### [Records]
- - -
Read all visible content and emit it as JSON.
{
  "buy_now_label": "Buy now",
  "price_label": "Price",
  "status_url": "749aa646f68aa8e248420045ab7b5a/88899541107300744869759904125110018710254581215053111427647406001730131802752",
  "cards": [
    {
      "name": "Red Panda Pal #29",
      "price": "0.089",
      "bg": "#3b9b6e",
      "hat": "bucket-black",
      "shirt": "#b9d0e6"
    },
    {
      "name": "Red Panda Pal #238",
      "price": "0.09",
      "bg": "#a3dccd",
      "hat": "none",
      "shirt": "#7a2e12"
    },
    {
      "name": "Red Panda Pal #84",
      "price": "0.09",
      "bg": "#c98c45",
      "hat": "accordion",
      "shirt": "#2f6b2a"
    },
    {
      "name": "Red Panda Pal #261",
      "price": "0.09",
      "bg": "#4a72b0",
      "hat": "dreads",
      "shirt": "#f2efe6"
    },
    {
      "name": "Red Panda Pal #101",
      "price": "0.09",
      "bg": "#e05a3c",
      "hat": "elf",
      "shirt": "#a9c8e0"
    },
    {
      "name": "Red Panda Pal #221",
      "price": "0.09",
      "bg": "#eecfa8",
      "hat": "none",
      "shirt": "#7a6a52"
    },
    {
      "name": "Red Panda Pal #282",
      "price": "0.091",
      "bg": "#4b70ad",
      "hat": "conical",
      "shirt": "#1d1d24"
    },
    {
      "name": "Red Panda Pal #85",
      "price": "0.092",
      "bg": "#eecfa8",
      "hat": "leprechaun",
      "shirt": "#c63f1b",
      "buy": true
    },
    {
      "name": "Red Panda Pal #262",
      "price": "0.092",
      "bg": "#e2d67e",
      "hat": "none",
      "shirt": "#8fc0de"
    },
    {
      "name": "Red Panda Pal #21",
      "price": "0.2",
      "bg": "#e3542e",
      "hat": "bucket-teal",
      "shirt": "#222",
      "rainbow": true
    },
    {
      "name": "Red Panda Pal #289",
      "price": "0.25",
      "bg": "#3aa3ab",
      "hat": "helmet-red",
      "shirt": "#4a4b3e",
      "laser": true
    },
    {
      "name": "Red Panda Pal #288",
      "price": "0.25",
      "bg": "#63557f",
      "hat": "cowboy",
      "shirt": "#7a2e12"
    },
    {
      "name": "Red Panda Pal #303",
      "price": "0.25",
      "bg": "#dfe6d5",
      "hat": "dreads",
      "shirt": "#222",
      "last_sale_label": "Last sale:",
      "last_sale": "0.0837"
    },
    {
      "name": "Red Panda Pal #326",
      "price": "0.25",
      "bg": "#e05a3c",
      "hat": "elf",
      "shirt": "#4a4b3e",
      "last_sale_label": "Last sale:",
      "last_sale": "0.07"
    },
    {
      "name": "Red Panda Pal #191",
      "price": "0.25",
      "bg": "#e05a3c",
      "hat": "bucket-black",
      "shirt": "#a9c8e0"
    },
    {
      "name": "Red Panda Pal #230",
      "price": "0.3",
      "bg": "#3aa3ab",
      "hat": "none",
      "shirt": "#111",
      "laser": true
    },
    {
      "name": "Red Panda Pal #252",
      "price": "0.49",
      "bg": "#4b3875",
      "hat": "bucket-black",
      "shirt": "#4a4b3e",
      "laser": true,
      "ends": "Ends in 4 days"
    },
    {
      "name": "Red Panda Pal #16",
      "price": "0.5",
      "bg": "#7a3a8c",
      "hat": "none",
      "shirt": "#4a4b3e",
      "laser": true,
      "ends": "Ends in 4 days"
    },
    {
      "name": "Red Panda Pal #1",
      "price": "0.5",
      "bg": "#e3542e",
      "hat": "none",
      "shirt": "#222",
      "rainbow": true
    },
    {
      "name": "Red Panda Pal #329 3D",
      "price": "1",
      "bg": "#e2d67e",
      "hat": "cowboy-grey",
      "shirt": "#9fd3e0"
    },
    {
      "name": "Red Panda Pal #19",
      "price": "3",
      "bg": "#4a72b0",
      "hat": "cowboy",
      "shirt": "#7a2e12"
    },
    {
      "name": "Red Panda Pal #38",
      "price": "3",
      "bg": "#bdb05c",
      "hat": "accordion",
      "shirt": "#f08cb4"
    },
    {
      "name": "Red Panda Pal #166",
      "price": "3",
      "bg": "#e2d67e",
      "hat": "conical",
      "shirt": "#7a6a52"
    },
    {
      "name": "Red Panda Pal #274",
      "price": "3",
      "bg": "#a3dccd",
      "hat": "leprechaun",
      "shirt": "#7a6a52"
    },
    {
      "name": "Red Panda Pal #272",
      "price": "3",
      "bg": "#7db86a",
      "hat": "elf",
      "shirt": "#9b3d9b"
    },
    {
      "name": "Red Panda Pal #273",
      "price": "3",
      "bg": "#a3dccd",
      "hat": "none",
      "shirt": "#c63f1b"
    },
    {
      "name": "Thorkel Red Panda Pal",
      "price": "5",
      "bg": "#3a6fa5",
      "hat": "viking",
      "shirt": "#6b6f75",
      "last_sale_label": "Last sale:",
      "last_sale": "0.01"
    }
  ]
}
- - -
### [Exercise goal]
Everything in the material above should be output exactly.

### [Answer to this exercise]
Read all visible content and emit it as JSON.
{
  "buy_now_label": "Buy now",
  "price_label": "Price",
  "status_url": "749aa646f68aa8e248420045ab7b5a/88899541107300744869759904125110018710254581215053111427647406001730131802752",
  "cards": [
    {
      "name": "Red Panda Pal #29",
      "price": "0.089",
      "bg": "#3b9b6e",
      "hat": "bucket-black",
      "shirt": "#b9d0e6"
    },
    {
      "name": "Red Panda Pal #238",
      "price": "0.09",
      "bg": "#a3dccd",
      "hat": "none",
      "shirt": "#7a2e12"
    },
    {
      "name": "Red Panda Pal #84",
      "price": "0.09",
      "bg": "#c98c45",
      "hat": "accordion",
      "shirt": "#2f6b2a"
    },
    {
      "name": "Red Panda Pal #261",
      "price": "0.09",
      "bg": "#4a72b0",
      "hat": "dreads",
      "shirt": "#f2efe6"
    },
    {
      "name": "Red Panda Pal #101",
      "price": "0.09",
      "bg": "#e05a3c",
      "hat": "elf",
      "shirt": "#a9c8e0"
    },
    {
      "name": "Red Panda Pal #221",
      "price": "0.09",
      "bg": "#eecfa8",
      "hat": "none",
      "shirt": "#7a6a52"
    },
    {
      "name": "Red Panda Pal #282",
      "price": "0.091",
      "bg": "#4b70ad",
      "hat": "conical",
      "shirt": "#1d1d24"
    },
    {
      "name": "Red Panda Pal #85",
      "price": "0.092",
      "bg": "#eecfa8",
      "hat": "leprechaun",
      "shirt": "#c63f1b",
      "buy": true
    },
    {
      "name": "Red Panda Pal #262",
      "price": "0.092",
      "bg": "#e2d67e",
      "hat": "none",
      "shirt": "#8fc0de"
    },
    {
      "name": "Red Panda Pal #21",
      "price": "0.2",
      "bg": "#e3542e",
      "hat": "bucket-teal",
      "shirt": "#222",
      "rainbow": true
    },
    {
      "name": "Red Panda Pal #289",
      "price": "0.25",
      "bg": "#3aa3ab",
      "hat": "helmet-red",
      "shirt": "#4a4b3e",
      "laser": true
    },
    {
      "name": "Red Panda Pal #288",
      "price": "0.25",
      "bg": "#63557f",
      "hat": "cowboy",
      "shirt": "#7a2e12"
    },
    {
      "name": "Red Panda Pal #303",
      "price": "0.25",
      "bg": "#dfe6d5",
      "hat": "dreads",
      "shirt": "#222",
      "last_sale_label": "Last sale:",
      "last_sale": "0.0837"
    },
    {
      "name": "Red Panda Pal #326",
      "price": "0.25",
      "bg": "#e05a3c",
      "hat": "elf",
      "shirt": "#4a4b3e",
      "last_sale_label": "Last sale:",
      "last_sale": "0.07"
    },
    {
      "name": "Red Panda Pal #191",
      "price": "0.25",
      "bg": "#e05a3c",
      "hat": "bucket-black",
      "shirt": "#a9c8e0"
    },
    {
      "name": "Red Panda Pal #230",
      "price": "0.3",
      "bg": "#3aa3ab",
      "hat": "none",
      "shirt": "#111",
      "laser": true
    },
    {
      "name": "Red Panda Pal #252",
      "price": "0.49",
      "bg": "#4b3875",
      "hat": "bucket-black",
      "shirt": "#4a4b3e",
      "laser": true,
      "ends": "Ends in 4 days"
    },
    {
      "name": "Red Panda Pal #16",
      "price": "0.5",
      "bg": "#7a3a8c",
      "hat": "none",
      "shirt": "#4a4b3e",
      "laser": true,
      "ends": "Ends in 4 days"
    },
    {
      "name": "Red Panda Pal #1",
      "price": "0.5",
      "bg": "#e3542e",
      "hat": "none",
      "shirt": "#222",
      "rainbow": true
    },
    {
      "name": "Red Panda Pal #329 3D",
      "price": "1",
      "bg": "#e2d67e",
      "hat": "cowboy-grey",
      "shirt": "#9fd3e0"
    },
    {
      "name": "Red Panda Pal #19",
      "price": "3",
      "bg": "#4a72b0",
      "hat": "cowboy",
      "shirt": "#7a2e12"
    },
    {
      "name": "Red Panda Pal #38",
      "price": "3",
      "bg": "#bdb05c",
      "hat": "accordion",
      "shirt": "#f08cb4"
    },
    {
      "name": "Red Panda Pal #166",
      "price": "3",
      "bg": "#e2d67e",
      "hat": "conical",
      "shirt": "#7a6a52"
    },
    {
      "name": "Red Panda Pal #274",
      "price": "3",
      "bg": "#a3dccd",
      "hat": "leprechaun",
      "shirt": "#7a6a52"
    },
    {
      "name": "Red Panda Pal #272",
      "price": "3",
      "bg": "#7db86a",
      "hat": "elf",
      "shirt": "#9b3d9b"
    },
    {
      "name": "Red Panda Pal #273",
      "price": "3",
      "bg": "#a3dccd",
      "hat": "none",
      "shirt": "#c63f1b"
    },
    {
      "name": "Thorkel Red Panda Pal",
      "price": "5",
      "bg": "#3a6fa5",
      "hat": "viking",
      "shirt": "#6b6f75",
      "last_sale_label": "Last sale:",
      "last_sale": "0.01"
    }
  ]
}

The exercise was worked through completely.